Retype the data in its entirety, with no word changed.
■ ■ ■ ■ ■ ■ ■
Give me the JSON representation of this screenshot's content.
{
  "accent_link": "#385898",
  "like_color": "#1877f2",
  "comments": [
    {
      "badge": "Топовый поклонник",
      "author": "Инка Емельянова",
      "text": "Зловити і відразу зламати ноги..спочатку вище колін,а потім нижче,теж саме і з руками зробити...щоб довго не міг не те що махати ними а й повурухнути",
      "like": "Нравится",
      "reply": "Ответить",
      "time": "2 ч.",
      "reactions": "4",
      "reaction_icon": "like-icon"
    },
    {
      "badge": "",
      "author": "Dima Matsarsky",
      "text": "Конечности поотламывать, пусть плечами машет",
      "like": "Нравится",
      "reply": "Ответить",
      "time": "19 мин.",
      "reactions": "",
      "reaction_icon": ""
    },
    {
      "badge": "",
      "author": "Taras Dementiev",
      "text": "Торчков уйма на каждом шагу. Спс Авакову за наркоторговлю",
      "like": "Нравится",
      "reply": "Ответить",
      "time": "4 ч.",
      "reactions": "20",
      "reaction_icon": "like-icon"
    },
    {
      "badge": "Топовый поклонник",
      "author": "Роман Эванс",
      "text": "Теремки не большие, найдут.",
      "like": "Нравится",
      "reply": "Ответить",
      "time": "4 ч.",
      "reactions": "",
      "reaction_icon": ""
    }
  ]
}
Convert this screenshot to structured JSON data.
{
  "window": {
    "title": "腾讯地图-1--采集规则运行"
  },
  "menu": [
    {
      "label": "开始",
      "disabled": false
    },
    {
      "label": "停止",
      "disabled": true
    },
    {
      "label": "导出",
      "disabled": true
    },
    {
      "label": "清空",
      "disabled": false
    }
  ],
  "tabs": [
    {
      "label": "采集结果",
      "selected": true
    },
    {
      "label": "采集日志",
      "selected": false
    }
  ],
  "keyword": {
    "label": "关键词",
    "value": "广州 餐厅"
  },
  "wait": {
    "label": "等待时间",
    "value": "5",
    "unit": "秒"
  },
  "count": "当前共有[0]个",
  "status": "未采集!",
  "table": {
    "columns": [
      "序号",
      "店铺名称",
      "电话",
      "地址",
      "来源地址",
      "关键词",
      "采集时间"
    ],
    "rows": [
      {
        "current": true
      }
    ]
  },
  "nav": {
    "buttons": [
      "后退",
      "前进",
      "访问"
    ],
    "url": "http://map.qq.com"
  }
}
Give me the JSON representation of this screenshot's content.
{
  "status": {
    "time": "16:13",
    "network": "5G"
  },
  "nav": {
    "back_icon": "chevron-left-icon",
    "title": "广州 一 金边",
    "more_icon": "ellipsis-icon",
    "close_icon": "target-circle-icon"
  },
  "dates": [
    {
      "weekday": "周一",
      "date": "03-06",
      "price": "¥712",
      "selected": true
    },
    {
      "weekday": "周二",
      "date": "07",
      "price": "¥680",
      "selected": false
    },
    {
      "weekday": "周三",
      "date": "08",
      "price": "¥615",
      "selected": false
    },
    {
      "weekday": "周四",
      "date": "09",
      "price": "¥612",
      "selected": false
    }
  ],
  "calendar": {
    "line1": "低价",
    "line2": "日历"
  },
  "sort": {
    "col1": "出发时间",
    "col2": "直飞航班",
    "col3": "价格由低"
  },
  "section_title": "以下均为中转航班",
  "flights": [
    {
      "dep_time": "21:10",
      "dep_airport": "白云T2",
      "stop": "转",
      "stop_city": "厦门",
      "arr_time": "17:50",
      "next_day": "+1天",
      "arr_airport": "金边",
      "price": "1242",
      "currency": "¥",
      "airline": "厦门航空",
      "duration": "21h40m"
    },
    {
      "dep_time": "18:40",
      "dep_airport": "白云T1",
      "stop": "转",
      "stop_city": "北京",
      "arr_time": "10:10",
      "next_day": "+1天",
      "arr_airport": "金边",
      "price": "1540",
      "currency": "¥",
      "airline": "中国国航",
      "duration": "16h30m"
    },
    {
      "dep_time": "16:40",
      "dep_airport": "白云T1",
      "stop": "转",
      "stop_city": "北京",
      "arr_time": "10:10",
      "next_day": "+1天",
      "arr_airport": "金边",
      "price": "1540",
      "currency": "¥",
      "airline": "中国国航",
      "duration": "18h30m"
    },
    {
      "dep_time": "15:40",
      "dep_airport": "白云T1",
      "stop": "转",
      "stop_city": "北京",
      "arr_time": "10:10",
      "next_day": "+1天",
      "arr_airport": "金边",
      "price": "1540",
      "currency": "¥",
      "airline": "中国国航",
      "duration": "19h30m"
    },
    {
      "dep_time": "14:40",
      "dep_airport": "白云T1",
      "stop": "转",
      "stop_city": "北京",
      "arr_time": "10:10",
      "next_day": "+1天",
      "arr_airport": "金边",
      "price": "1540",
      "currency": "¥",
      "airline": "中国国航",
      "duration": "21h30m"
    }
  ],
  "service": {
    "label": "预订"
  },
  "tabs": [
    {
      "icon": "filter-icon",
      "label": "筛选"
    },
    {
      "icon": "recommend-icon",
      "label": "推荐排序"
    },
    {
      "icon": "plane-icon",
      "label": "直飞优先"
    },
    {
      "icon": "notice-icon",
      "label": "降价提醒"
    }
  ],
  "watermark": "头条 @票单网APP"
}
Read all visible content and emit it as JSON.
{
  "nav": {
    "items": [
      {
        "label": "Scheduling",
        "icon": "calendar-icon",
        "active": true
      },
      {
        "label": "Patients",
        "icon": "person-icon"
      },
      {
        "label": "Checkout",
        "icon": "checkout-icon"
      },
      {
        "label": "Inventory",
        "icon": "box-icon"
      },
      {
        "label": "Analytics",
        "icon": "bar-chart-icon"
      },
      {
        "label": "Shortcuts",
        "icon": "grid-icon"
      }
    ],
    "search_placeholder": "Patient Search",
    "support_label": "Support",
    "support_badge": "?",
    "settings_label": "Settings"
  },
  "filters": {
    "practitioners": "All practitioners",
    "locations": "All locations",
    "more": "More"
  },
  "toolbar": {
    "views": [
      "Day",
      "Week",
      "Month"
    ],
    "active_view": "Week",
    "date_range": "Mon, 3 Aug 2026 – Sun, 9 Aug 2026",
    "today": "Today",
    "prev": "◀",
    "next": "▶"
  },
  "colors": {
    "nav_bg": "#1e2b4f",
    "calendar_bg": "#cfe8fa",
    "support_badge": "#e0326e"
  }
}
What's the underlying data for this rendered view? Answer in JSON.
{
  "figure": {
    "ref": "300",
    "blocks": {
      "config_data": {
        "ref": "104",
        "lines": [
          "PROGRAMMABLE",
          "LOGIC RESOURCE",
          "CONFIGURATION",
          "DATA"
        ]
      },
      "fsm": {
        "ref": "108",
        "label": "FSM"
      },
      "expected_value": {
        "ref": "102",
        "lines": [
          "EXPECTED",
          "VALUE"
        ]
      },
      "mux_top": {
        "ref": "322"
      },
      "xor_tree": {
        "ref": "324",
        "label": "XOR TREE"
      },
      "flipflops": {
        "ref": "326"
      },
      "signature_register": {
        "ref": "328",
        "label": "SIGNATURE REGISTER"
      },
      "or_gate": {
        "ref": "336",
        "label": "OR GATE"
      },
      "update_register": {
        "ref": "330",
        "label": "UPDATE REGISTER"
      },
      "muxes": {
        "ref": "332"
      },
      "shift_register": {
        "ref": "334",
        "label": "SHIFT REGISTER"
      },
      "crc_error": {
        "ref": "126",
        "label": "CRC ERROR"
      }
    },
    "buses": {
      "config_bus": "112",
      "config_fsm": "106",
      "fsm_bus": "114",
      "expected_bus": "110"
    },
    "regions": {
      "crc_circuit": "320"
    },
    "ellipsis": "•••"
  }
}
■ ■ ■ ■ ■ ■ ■
Result of the exercise:
Give me the JSON representation of this screenshot's content.
{
  "accent_link": "#385898",
  "like_color": "#1877f2",
  "comments": [
    {
      "badge": "Топовый поклонник",
      "author": "Инка Емельянова",
      "text": "Зловити і відразу зламати ноги..спочатку вище колін,а потім нижче,теж саме і з руками зробити...щоб довго не міг не те що махати ними а й повурухнути",
      "like": "Нравится",
      "reply": "Ответить",
      "time": "2 ч.",
      "reactions": "4",
      "reaction_icon": "like-icon"
    },
    {
      "badge": "",
      "author": "Dima Matsarsky",
      "text": "Конечности поотламывать, пусть плечами машет",
      "like": "Нравится",
      "reply": "Ответить",
      "time": "19 мин.",
      "reactions": "",
      "reaction_icon": ""
    },
    {
      "badge": "",
      "author": "Taras Dementiev",
      "text": "Торчков уйма на каждом шагу. Спс Авакову за наркоторговлю",
      "like": "Нравится",
      "reply": "Ответить",
      "time": "4 ч.",
      "reactions": "20",
      "reaction_icon": "like-icon"
    },
    {
      "badge": "Топовый поклонник",
      "author": "Роман Эванс",
      "text": "Теремки не большие, найдут.",
      "like": "Нравится",
      "reply": "Ответить",
      "time": "4 ч.",
      "reactions": "",
      "reaction_icon": ""
    }
  ]
}
Convert this screenshot to structured JSON data.
{
  "window": {
    "title": "腾讯地图-1--采集规则运行"
  },
  "menu": [
    {
      "label": "开始",
      "disabled": false
    },
    {
      "label": "停止",
      "disabled": true
    },
    {
      "label": "导出",
      "disabled": true
    },
    {
      "label": "清空",
      "disabled": false
    }
  ],
  "tabs": [
    {
      "label": "采集结果",
      "selected": true
    },
    {
      "label": "采集日志",
      "selected": false
    }
  ],
  "keyword": {
    "label": "关键词",
    "value": "广州 餐厅"
  },
  "wait": {
    "label": "等待时间",
    "value": "5",
    "unit": "秒"
  },
  "count": "当前共有[0]个",
  "status": "未采集!",
  "table": {
    "columns": [
      "序号",
      "店铺名称",
      "电话",
      "地址",
      "来源地址",
      "关键词",
      "采集时间"
    ],
    "rows": [
      {
        "current": true
      }
    ]
  },
  "nav": {
    "buttons": [
      "后退",
      "前进",
      "访问"
    ],
    "url": "http://map.qq.com"
  }
}
Give me the JSON representation of this screenshot's content.
{
  "status": {
    "time": "16:13",
    "network": "5G"
  },
  "nav": {
    "back_icon": "chevron-left-icon",
    "title": "广州 一 金边",
    "more_icon": "ellipsis-icon",
    "close_icon": "target-circle-icon"
  },
  "dates": [
    {
      "weekday": "周一",
      "date": "03-06",
      "price": "¥712",
      "selected": true
    },
    {
      "weekday": "周二",
      "date": "07",
      "price": "¥680",
      "selected": false
    },
    {
      "weekday": "周三",
      "date": "08",
      "price": "¥615",
      "selected": false
    },
    {
      "weekday": "周四",
      "date": "09",
      "price": "¥612",
      "selected": false
    }
  ],
  "calendar": {
    "line1": "低价",
    "line2": "日历"
  },
  "sort": {
    "col1": "出发时间",
    "col2": "直飞航班",
    "col3": "价格由低"
  },
  "section_title": "以下均为中转航班",
  "flights": [
    {
      "dep_time": "21:10",
      "dep_airport": "白云T2",
      "stop": "转",
      "stop_city": "厦门",
      "arr_time": "17:50",
      "next_day": "+1天",
      "arr_airport": "金边",
      "price": "1242",
      "currency": "¥",
      "airline": "厦门航空",
      "duration": "21h40m"
    },
    {
      "dep_time": "18:40",
      "dep_airport": "白云T1",
      "stop": "转",
      "stop_city": "北京",
      "arr_time": "10:10",
      "next_day": "+1天",
      "arr_airport": "金边",
      "price": "1540",
      "currency": "¥",
      "airline": "中国国航",
      "duration": "16h30m"
    },
    {
      "dep_time": "16:40",
      "dep_airport": "白云T1",
      "stop": "转",
      "stop_city": "北京",
      "arr_time": "10:10",
      "next_day": "+1天",
      "arr_airport": "金边",
      "price": "1540",
      "currency": "¥",
      "airline": "中国国航",
      "duration": "18h30m"
    },
    {
      "dep_time": "15:40",
      "dep_airport": "白云T1",
      "stop": "转",
      "stop_city": "北京",
      "arr_time": "10:10",
      "next_day": "+1天",
      "arr_airport": "金边",
      "price": "1540",
      "currency": "¥",
      "airline": "中国国航",
      "duration": "19h30m"
    },
    {
      "dep_time": "14:40",
      "dep_airport": "白云T1",
      "stop": "转",
      "stop_city": "北京",
      "arr_time": "10:10",
      "next_day": "+1天",
      "arr_airport": "金边",
      "price": "1540",
      "currency": "¥",
      "airline": "中国国航",
      "duration": "21h30m"
    }
  ],
  "service": {
    "label": "预订"
  },
  "tabs": [
    {
      "icon": "filter-icon",
      "label": "筛选"
    },
    {
      "icon": "recommend-icon",
      "label": "推荐排序"
    },
    {
      "icon": "plane-icon",
      "label": "直飞优先"
    },
    {
      "icon": "notice-icon",
      "label": "降价提醒"
    }
  ],
  "watermark": "头条 @票单网APP"
}
Read all visible content and emit it as JSON.
{
  "nav": {
    "items": [
      {
        "label": "Scheduling",
        "icon": "calendar-icon",
        "active": true
      },
      {
        "label": "Patients",
        "icon": "person-icon"
      },
      {
        "label": "Checkout",
        "icon": "checkout-icon"
      },
      {
        "label": "Inventory",
        "icon": "box-icon"
      },
      {
        "label": "Analytics",
        "icon": "bar-chart-icon"
      },
      {
        "label": "Shortcuts",
        "icon": "grid-icon"
      }
    ],
    "search_placeholder": "Patient Search",
    "support_label": "Support",
    "support_badge": "?",
    "settings_label": "Settings"
  },
  "filters": {
    "practitioners": "All practitioners",
    "locations": "All locations",
    "more": "More"
  },
  "toolbar": {
    "views": [
      "Day",
      "Week",
      "Month"
    ],
    "active_view": "Week",
    "date_range": "Mon, 3 Aug 2026 – Sun, 9 Aug 2026",
    "today": "Today",
    "prev": "◀",
    "next": "▶"
  },
  "colors": {
    "nav_bg": "#1e2b4f",
    "calendar_bg": "#cfe8fa",
    "support_badge": "#e0326e"
  }
}
What's the underlying data for this rendered view? Answer in JSON.
{
  "figure": {
    "ref": "300",
    "blocks": {
      "config_data": {
        "ref": "104",
        "lines": [
          "PROGRAMMABLE",
          "LOGIC RESOURCE",
          "CONFIGURATION",
          "DATA"
        ]
      },
      "fsm": {
        "ref": "108",
        "label": "FSM"
      },
      "expected_value": {
        "ref": "102",
        "lines": [
          "EXPECTED",
          "VALUE"
        ]
      },
      "mux_top": {
        "ref": "322"
      },
      "xor_tree": {
        "ref": "324",
        "label": "XOR TREE"
      },
      "flipflops": {
        "ref": "326"
      },
      "signature_register": {
        "ref": "328",
        "label": "SIGNATURE REGISTER"
      },
      "or_gate": {
        "ref": "336",
        "label": "OR GATE"
      },
      "update_register": {
        "ref": "330",
        "label": "UPDATE REGISTER"
      },
      "muxes": {
        "ref": "332"
      },
      "shift_register": {
        "ref": "334",
        "label": "SHIFT REGISTER"
      },
      "crc_error": {
        "ref": "126",
        "label": "CRC ERROR"
      }
    },
    "buses": {
      "config_bus": "112",
      "config_fsm": "106",
      "fsm_bus": "114",
      "expected_bus": "110"
    },
    "regions": {
      "crc_circuit": "320"
    },
    "ellipsis": "•••"
  }
}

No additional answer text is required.